Author:
Melody, Shannon M., Ford, Jane B., Wills, Karen, Venn, Alison, Johnston, Fay H.
Source:
Environmental research 2019 pp. 108956
ISSN:
0013-9351
Subject:
air quality, coal, cohort studies, gestational diabetes, hypertension, maternal exposure, mine fires, models, particulates, pregnancy, pregnant women, public health, smoke, Australia
Abstract:

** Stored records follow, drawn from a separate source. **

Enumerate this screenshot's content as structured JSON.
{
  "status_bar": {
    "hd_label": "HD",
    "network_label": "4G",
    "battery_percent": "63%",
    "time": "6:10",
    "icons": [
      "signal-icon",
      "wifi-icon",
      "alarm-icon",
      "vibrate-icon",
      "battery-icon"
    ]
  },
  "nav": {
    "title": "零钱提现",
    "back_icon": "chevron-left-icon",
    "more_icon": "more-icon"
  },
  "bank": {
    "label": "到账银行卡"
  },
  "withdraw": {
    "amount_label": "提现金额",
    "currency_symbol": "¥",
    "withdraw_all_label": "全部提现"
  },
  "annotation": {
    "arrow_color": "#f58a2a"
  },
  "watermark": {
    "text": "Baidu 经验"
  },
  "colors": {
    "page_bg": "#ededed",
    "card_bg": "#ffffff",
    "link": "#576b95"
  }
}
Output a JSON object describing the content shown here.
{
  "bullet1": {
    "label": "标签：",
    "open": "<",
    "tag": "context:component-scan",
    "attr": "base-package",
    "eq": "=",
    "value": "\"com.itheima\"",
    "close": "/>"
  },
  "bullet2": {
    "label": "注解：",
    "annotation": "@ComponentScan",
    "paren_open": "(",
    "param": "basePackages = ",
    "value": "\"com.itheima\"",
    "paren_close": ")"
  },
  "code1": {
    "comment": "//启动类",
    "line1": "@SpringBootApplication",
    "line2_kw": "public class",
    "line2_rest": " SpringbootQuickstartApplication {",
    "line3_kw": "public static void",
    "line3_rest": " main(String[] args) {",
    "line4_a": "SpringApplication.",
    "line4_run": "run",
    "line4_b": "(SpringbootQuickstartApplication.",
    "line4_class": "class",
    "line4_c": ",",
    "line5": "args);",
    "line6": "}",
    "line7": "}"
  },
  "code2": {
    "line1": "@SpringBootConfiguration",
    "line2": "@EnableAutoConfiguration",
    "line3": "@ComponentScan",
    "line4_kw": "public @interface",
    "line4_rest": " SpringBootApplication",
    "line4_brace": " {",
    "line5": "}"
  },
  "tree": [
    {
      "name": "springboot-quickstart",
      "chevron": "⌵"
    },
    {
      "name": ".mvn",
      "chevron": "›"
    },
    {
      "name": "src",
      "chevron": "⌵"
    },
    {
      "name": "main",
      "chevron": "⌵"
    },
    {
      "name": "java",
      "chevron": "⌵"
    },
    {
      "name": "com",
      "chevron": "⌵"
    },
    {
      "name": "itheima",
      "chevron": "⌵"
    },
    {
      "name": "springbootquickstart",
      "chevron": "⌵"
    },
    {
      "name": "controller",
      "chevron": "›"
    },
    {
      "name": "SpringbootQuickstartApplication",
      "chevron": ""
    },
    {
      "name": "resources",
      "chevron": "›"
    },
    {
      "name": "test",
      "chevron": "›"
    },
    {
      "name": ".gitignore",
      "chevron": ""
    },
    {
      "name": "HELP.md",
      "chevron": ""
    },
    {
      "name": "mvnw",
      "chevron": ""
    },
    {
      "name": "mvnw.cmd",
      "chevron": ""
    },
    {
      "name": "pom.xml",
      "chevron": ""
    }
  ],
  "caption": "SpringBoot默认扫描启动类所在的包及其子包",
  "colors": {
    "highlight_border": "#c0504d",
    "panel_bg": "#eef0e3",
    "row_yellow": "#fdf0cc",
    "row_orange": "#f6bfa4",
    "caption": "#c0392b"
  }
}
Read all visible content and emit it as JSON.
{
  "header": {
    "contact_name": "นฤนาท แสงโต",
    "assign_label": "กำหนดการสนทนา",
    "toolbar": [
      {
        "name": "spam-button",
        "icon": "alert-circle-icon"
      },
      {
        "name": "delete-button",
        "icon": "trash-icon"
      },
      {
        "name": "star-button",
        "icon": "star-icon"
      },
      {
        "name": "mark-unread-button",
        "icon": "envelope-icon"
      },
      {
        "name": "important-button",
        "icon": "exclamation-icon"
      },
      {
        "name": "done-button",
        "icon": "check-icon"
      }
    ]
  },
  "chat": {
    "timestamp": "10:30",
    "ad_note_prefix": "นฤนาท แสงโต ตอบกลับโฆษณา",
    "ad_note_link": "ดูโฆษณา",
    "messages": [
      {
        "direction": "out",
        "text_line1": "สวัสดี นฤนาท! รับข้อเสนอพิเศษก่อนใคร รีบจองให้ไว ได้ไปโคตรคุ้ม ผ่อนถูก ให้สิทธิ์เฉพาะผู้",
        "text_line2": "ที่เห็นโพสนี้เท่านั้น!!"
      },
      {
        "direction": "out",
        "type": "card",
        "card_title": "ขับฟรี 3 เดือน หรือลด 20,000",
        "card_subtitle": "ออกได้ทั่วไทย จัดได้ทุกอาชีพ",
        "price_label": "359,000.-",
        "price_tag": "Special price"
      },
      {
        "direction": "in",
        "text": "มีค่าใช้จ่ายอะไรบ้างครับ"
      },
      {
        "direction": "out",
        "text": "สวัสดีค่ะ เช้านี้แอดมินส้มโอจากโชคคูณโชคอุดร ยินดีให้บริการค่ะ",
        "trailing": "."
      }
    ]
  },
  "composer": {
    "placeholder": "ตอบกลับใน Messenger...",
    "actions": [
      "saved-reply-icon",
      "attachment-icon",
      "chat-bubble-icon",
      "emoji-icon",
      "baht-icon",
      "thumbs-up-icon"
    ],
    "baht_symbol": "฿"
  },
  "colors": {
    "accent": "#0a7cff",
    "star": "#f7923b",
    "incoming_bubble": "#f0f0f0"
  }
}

In 2014, the Hazelwood coal mine fire was an unprecedented event that resulted in a six-week period of poor air quality in the Latrobe Valley in regional Australia. We aimed to determine whether maternal exposure to fine particulate matter in coal mine fire smoke was associated with selected obstetric complications, including gestational diabetes mellitus, hypertensive disorders of pregnancy and abnormal placentation.We defined a complete cohort of pregnant women with births >20 weeks in the Latrobe Valley from March 1, 2012–Dec 31, 2015 utilising administrative perinatal data. Average and peak fine particulate matter (PM2.5) was assigned to residential address at delivery using a chemical transport model. Maternal, meteorological and temporal variables were included in final log-binomial regression models.3612 singleton pregnancies were included in the analysis; 766 were exposed to the smoke event. Average maternal PM2.5 exposure was 4.4 μg/m3 (SD 7.7; IQR 2.12). Average peak PM2.5 exposure was 44.9 μg/m3 (SD 57.1; IQR 35.0). An interquartile range increase in peak PM2.5 was associated with a 16% increased likelihood of gestational diabetes mellitus (95%CI 1.09, 1.22; <0.0001). Whereas, an interquartile range increase in average PM2.5 was associated with a 7% increased likelihood of gestational diabetes mellitus (95%CI 1.03, 1.10; <0.0001). Second trimester exposure was of critical importance. No association for hypertensive disorders or abnormal placentation was observed.this is the first study to examine obstetric complications relating to a discrete smoke event. These findings may guide the public health response to future similar events.
Agid:
6781800